As her spiritual practice deepened, Jaffe also worked with teachers like Juliu Horvath, the creator of the Gyrotonics movement system, who helped her learn a series of deep breathing and yoga exercises. She also pored through meditation books. The results on stage were striking.

“When I started doing this work and moving to a more life-affirming mindset, it was like Cinderella’s fairy godmother came down to help. My career took off,” Jaffe says.

“When I started doing this work and moving to a more life-affirming mindset, it was like Cinderella’s fairy godmother came down to help. My career took off.”

Susan Jaffe

Though her course isn’t exclusively for dancers, she draws from her own experience as a dancer. One example she gives is when she worked with the famous French dancer Sylvie Guillem. “The first day of rehearsal, Sylvie could not do her arabesque turns to save her life. She tried several times and when she couldn’t do it, she confidently shrugged and said in her very French way, ‘Tomorrow!’” Jaffe saw how Guillem didn’t beat herself up for not being able to complete the move, but rather gave herself permission to try again the next day, which worked.

Jaffe says this moment helped her understand that how we talk about ourselves impacts our abilities to achieve goals. In this case, she believes negative phrases, like “I can’t do it,” impact a dancer’s ability to perform. “Things became so much easier when I stopped reprimanding myself for every mistake.”

In addition to gleaning from her own experience, Jaffe says that during her career she has learned tips about resilience and power from some of the greats, like her former ABT partner, Mikhail Baryshnikov.

When Jaffe retired from the stage and began coaching and teaching, she realized that so many dancers, both students and professionals alike, struggle with poor self-esteem. Without a balanced mind and heart, the work is affected, she says. “I watch dancers and think, ‘If you could just drop that mindset you could be so free and do so much more, but you have all this “stuff” in the way that impacts the way you move.
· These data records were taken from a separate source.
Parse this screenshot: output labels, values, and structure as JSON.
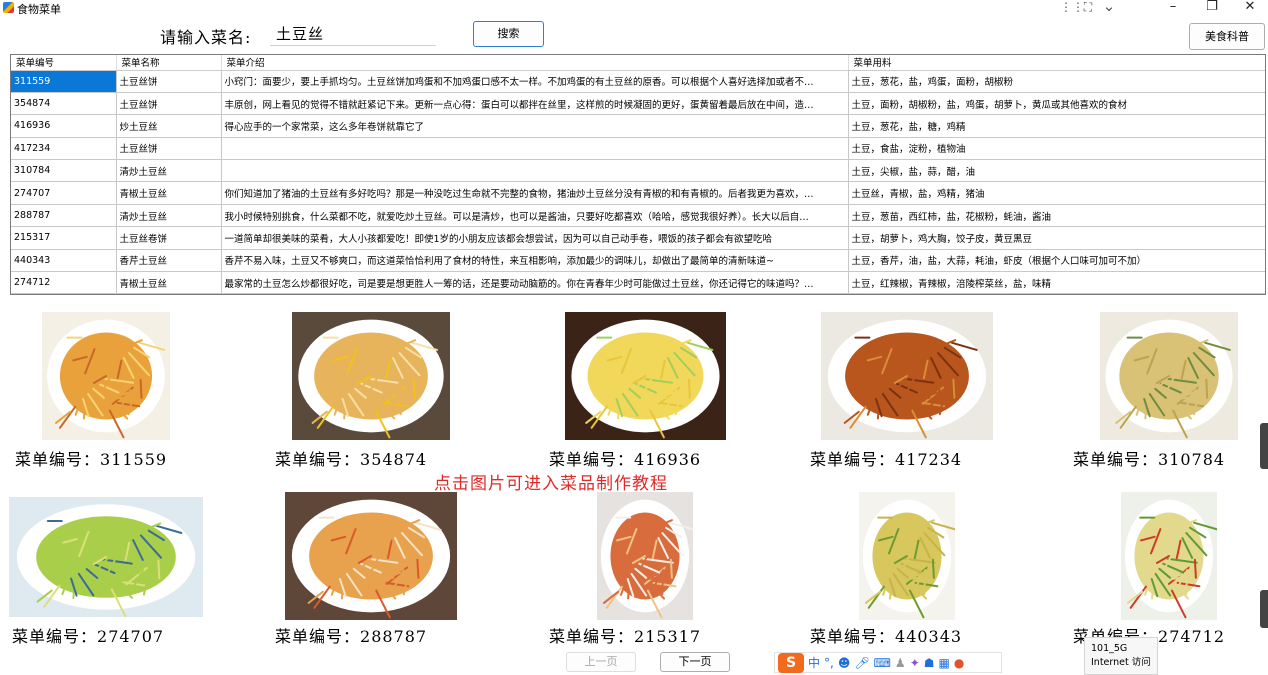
{
  "window": {
    "title": "食物菜单",
    "minimize": "–",
    "maximize": "❐",
    "close": "✕"
  },
  "titlebar_tools": {
    "grip": "⋮⋮",
    "expand": "⛶",
    "chevron": "⌄"
  },
  "search": {
    "label": "请输入菜名:",
    "value": "土豆丝",
    "button": "搜索"
  },
  "cookbook_button": "美食科普",
  "table": {
    "columns": [
      "菜单编号",
      "菜单名称",
      "菜单介绍",
      "菜单用料"
    ],
    "rows": [
      [
        "311559",
        "土豆丝饼",
        "小窍门：面要少，要上手抓均匀。土豆丝饼加鸡蛋和不加鸡蛋口感不太一样。不加鸡蛋的有土豆丝的原香。可以根据个人喜好选择加或者不…",
        "土豆，葱花，盐，鸡蛋，面粉，胡椒粉"
      ],
      [
        "354874",
        "土豆丝饼",
        "丰原创，网上看见的觉得不错就赶紧记下来。更新一点心得：蛋白可以都拌在丝里，这样煎的时候凝固的更好，蛋黄留着最后放在中间，造…",
        "土豆，面粉，胡椒粉，盐，鸡蛋，胡萝卜，黄瓜或其他喜欢的食材"
      ],
      [
        "416936",
        "炒土豆丝",
        "得心应手的一个家常菜，这么多年卷饼就靠它了",
        "土豆，葱花，盐，糖，鸡精"
      ],
      [
        "417234",
        "土豆丝饼",
        "",
        "土豆，食盐，淀粉，植物油"
      ],
      [
        "310784",
        "清炒土豆丝",
        "",
        "土豆，尖椒，盐，蒜，醋，油"
      ],
      [
        "274707",
        "青椒土豆丝",
        "你们知道加了猪油的土豆丝有多好吃吗？那是一种没吃过生命就不完整的食物，猪油炒土豆丝分没有青椒的和有青椒的。后者我更为喜欢，…",
        "土豆丝，青椒，盐，鸡精，猪油"
      ],
      [
        "288787",
        "清炒土豆丝",
        "我小时候特别挑食，什么菜都不吃，就爱吃炒土豆丝。可以是清炒，也可以是酱油，只要好吃都喜欢（哈哈，感觉我很好养）。长大以后自…",
        "土豆，葱苗，西红柿，盐，花椒粉，蚝油，酱油"
      ],
      [
        "215317",
        "土豆丝卷饼",
        "一道简单却很美味的菜肴，大人小孩都爱吃！即使1岁的小朋友应该都会想尝试，因为可以自己动手卷，喂饭的孩子都会有欲望吃哈",
        "土豆，胡萝卜，鸡大胸，饺子皮，黄豆黑豆"
      ],
      [
        "440343",
        "香芹土豆丝",
        "香芹不易入味，土豆又不够爽口，而这道菜恰恰利用了食材的特性，来互相影响，添加最少的调味儿，却做出了最简单的清新味道~",
        "土豆，香芹，油，盐，大蒜，耗油，虾皮（根据个人口味可加可不加）"
      ],
      [
        "274712",
        "青椒土豆丝",
        "最家常的土豆怎么炒都很好吃，司是要是想更胜人一筹的话，还是要动动脑筋的。你在青春年少时可能做过土豆丝，你还记得它的味道吗？…",
        "土豆，红辣椒，青辣椒，涪陵榨菜丝，盐，味精"
      ]
    ]
  },
  "gallery": {
    "caption_prefix": "菜单编号：",
    "hint": "点击图片可进入菜品制作教程",
    "items": [
      {
        "id": "311559",
        "image": "potato-pancake-photo"
      },
      {
        "id": "354874",
        "image": "potato-nest-egg-photo"
      },
      {
        "id": "416936",
        "image": "shredded-potato-photo"
      },
      {
        "id": "417234",
        "image": "crispy-potato-cake-photo"
      },
      {
        "id": "310784",
        "image": "stir-fried-potato-photo"
      },
      {
        "id": "274707",
        "image": "green-pepper-potato-photo"
      },
      {
        "id": "288787",
        "image": "tomato-potato-photo"
      },
      {
        "id": "215317",
        "image": "potato-wrap-platter-photo"
      },
      {
        "id": "440343",
        "image": "celery-potato-photo"
      },
      {
        "id": "274712",
        "image": "chili-potato-photo"
      }
    ]
  },
  "pager": {
    "prev": "上一页",
    "next": "下一页"
  },
  "ime": {
    "logo": "S",
    "mode": "中",
    "punct": "°,",
    "icons": [
      "emoji-icon",
      "mic-icon",
      "keyboard-icon",
      "skin-icon",
      "toolbox-icon",
      "game-icon",
      "grid-icon",
      "user-icon"
    ]
  },
  "tooltip": {
    "line1": "101_5G",
    "line2": "Internet 访问"
  },
  "colors": {
    "selection": "#0a78d7",
    "hint": "#e02a2a",
    "search_border": "#2f7fd6"
  }
}
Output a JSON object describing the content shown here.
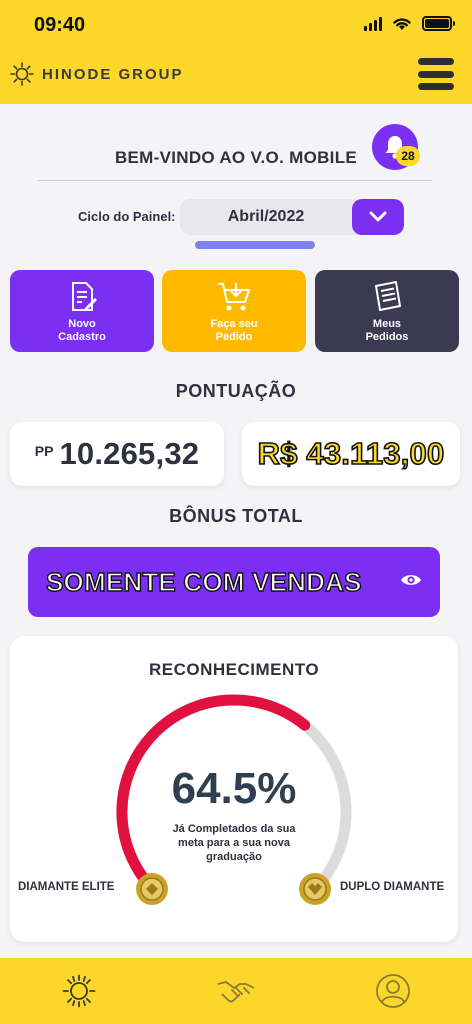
{
  "status": {
    "time": "09:40"
  },
  "header": {
    "brand": "HINODE GROUP"
  },
  "welcome": {
    "title": "BEM-VINDO AO V.O. MOBILE",
    "notifications": "28"
  },
  "cycle": {
    "label": "Ciclo do Painel:",
    "value": "Abril/2022"
  },
  "actions": [
    {
      "line1": "Novo",
      "line2": "Cadastro"
    },
    {
      "line1": "Faça seu",
      "line2": "Pedido"
    },
    {
      "line1": "Meus",
      "line2": "Pedidos"
    }
  ],
  "points": {
    "title": "PONTUAÇÃO",
    "pp_prefix": "PP",
    "pp_value": "10.265,32",
    "money_value": "R$ 43.113,00"
  },
  "bonus": {
    "title": "BÔNUS TOTAL",
    "value": "SOMENTE COM VENDAS"
  },
  "recognition": {
    "title": "RECONHECIMENTO",
    "percent": "64.5%",
    "progress": 0.645,
    "description": "Já Completados da sua meta para a sua nova graduação",
    "current_rank": "DIAMANTE ELITE",
    "next_rank": "DUPLO DIAMANTE"
  },
  "colors": {
    "brand_yellow": "#fcd72a",
    "purple": "#7b2ff2",
    "orange": "#ffba00",
    "dark": "#3b3a52",
    "gauge_red": "#e0103f"
  },
  "nav": {
    "items": [
      "sun-logo-icon",
      "handshake-icon",
      "user-icon"
    ]
  }
}
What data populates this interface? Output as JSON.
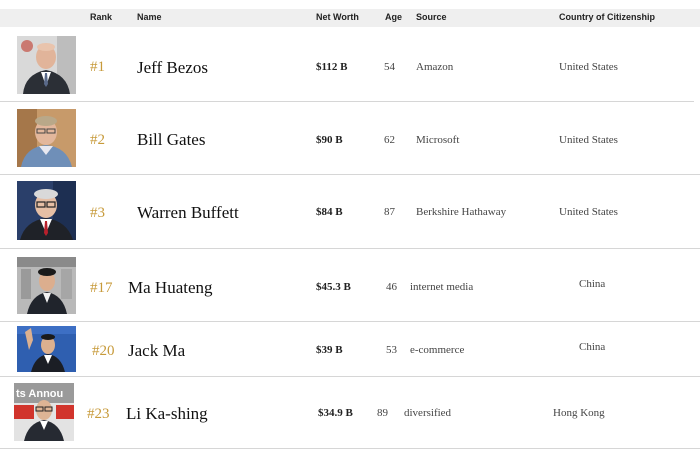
{
  "columns": {
    "rank": "Rank",
    "name": "Name",
    "net_worth": "Net Worth",
    "age": "Age",
    "source": "Source",
    "country": "Country of Citizenship"
  },
  "rows": [
    {
      "rank": "#1",
      "name": "Jeff Bezos",
      "net_worth": "$112 B",
      "age": "54",
      "source": "Amazon",
      "country": "United States"
    },
    {
      "rank": "#2",
      "name": "Bill Gates",
      "net_worth": "$90 B",
      "age": "62",
      "source": "Microsoft",
      "country": "United States"
    },
    {
      "rank": "#3",
      "name": "Warren Buffett",
      "net_worth": "$84 B",
      "age": "87",
      "source": "Berkshire Hathaway",
      "country": "United States"
    },
    {
      "rank": "#17",
      "name": "Ma Huateng",
      "net_worth": "$45.3 B",
      "age": "46",
      "source": "internet media",
      "country": "China"
    },
    {
      "rank": "#20",
      "name": "Jack Ma",
      "net_worth": "$39 B",
      "age": "53",
      "source": "e-commerce",
      "country": "China"
    },
    {
      "rank": "#23",
      "name": "Li Ka-shing",
      "net_worth": "$34.9 B",
      "age": "89",
      "source": "diversified",
      "country": "Hong Kong"
    }
  ],
  "photo_overlay_text": "ts Annou",
  "colors": {
    "rank_gold": "#c79a3a",
    "header_bg": "#efefef",
    "divider": "#d6d6d6"
  }
}
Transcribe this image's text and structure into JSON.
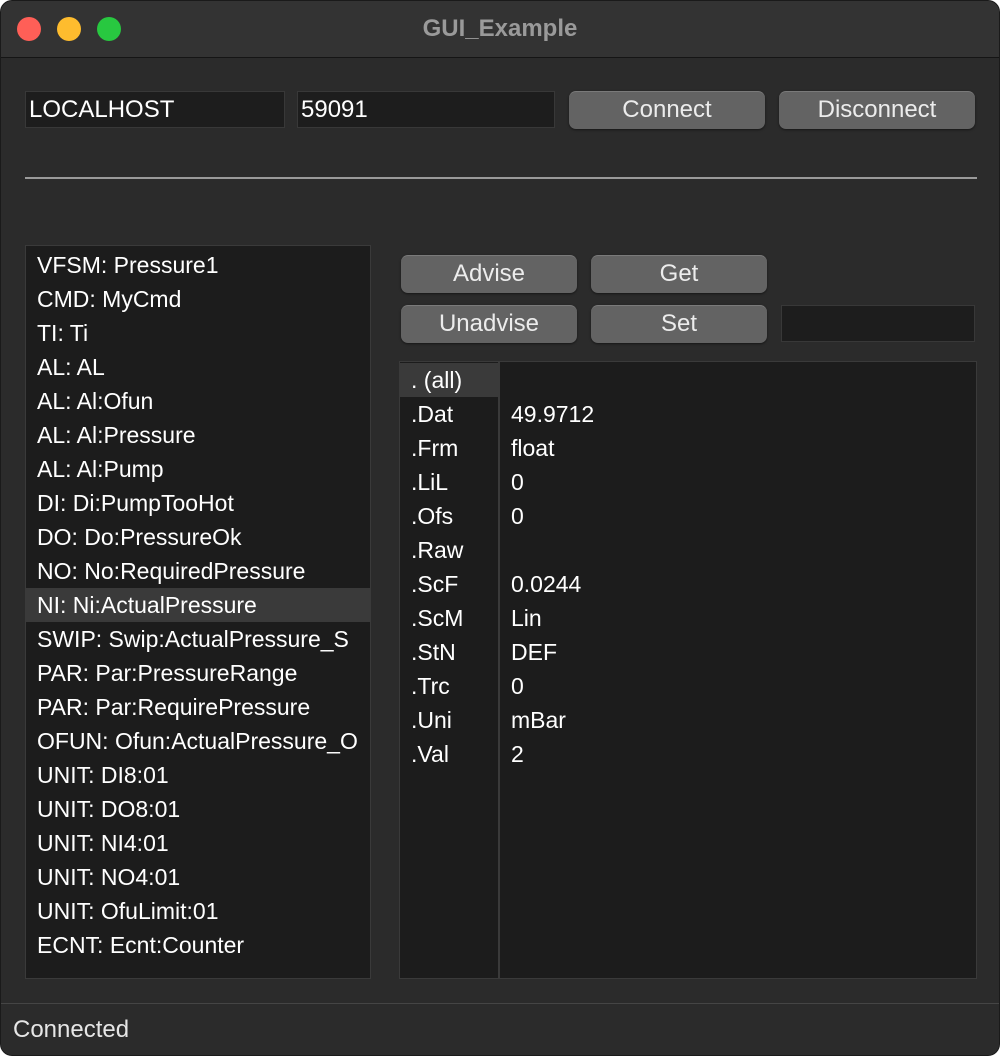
{
  "window": {
    "title": "GUI_Example"
  },
  "connection": {
    "host": "LOCALHOST",
    "port": "59091",
    "connect_label": "Connect",
    "disconnect_label": "Disconnect"
  },
  "actions": {
    "advise_label": "Advise",
    "get_label": "Get",
    "unadvise_label": "Unadvise",
    "set_label": "Set",
    "set_value": ""
  },
  "items": [
    "VFSM: Pressure1",
    "CMD: MyCmd",
    "TI: Ti",
    "AL: AL",
    "AL: Al:Ofun",
    "AL: Al:Pressure",
    "AL: Al:Pump",
    "DI: Di:PumpTooHot",
    "DO: Do:PressureOk",
    "NO: No:RequiredPressure",
    "NI: Ni:ActualPressure",
    "SWIP: Swip:ActualPressure_S",
    "PAR: Par:PressureRange",
    "PAR: Par:RequirePressure",
    "OFUN: Ofun:ActualPressure_O",
    "UNIT: DI8:01",
    "UNIT: DO8:01",
    "UNIT: NI4:01",
    "UNIT: NO4:01",
    "UNIT: OfuLimit:01",
    "ECNT: Ecnt:Counter"
  ],
  "selected_item": "NI: Ni:ActualPressure",
  "properties": [
    {
      "key": ". (all)",
      "value": ""
    },
    {
      "key": ".Dat",
      "value": "49.9712"
    },
    {
      "key": ".Frm",
      "value": "float"
    },
    {
      "key": ".LiL",
      "value": "0"
    },
    {
      "key": ".Ofs",
      "value": "0"
    },
    {
      "key": ".Raw",
      "value": ""
    },
    {
      "key": ".ScF",
      "value": "0.0244"
    },
    {
      "key": ".ScM",
      "value": "Lin"
    },
    {
      "key": ".StN",
      "value": "DEF"
    },
    {
      "key": ".Trc",
      "value": "0"
    },
    {
      "key": ".Uni",
      "value": "mBar"
    },
    {
      "key": ".Val",
      "value": "2"
    }
  ],
  "selected_property": ". (all)",
  "status": {
    "text": "Connected"
  },
  "colors": {
    "window_bg": "#2b2b2b",
    "button_bg": "#636363",
    "selection_bg": "#3a3a3a",
    "close": "#ff5f57",
    "minimize": "#febc2e",
    "maximize": "#28c840"
  }
}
We are all energy, and what we think impacts how we move and how we show up.’”

Susan Jaffe and Lizzie Devanney

Susan Jaffe works with ballet student Lizzie Devanney '19 / Photo: Peter J. Mueller

She says she developed “The Effect of Intention” to share a lifetime of what she’s learned about how one’s inner landscape affects their art and their success – in any field.

Jaffe has presented the six-hour workshop around the country, from the Orlando Ballet to the University of Utah, and from Point Park University to UNCSA (where it’s free for students and faculty). Anyone can use the principles, she maintains, whether they are a dancer, artist, or just someone in search of a more positive mindset. The course is available online, at

Jaffe says she’s seen the principles espoused in the course transform students time and time again. She points to the example of a student who had immense talent, but had trouble auditioning for the role of Sugar Plum Fairy for an upcoming performance of “The Nutcracker.” “I pulled the student aside and shared some of the concepts of the course,” Jaffe says. “This young lady’s eyes became so big! It had never occurred to her to think about how her mindset impacted her experiences.” The dancer applied the principles and in a very short period of time her dancing completely transformed.

“A few days later, a fellow faculty member said, ‘I don’t know what you told that student, but I guess she’s going to dance the role of the Sugar Plum Fairy now!’”

Editor's Note: Susan Jaffe has announced that she will step down as dean of Dance at UNCSA to take on a new role as artistic director of Pittsburgh Ballet Theatre, effective July 1.

by Erin Shaw Street

This article appeared in the Spring 2020 issue of Scene.

April 27, 2020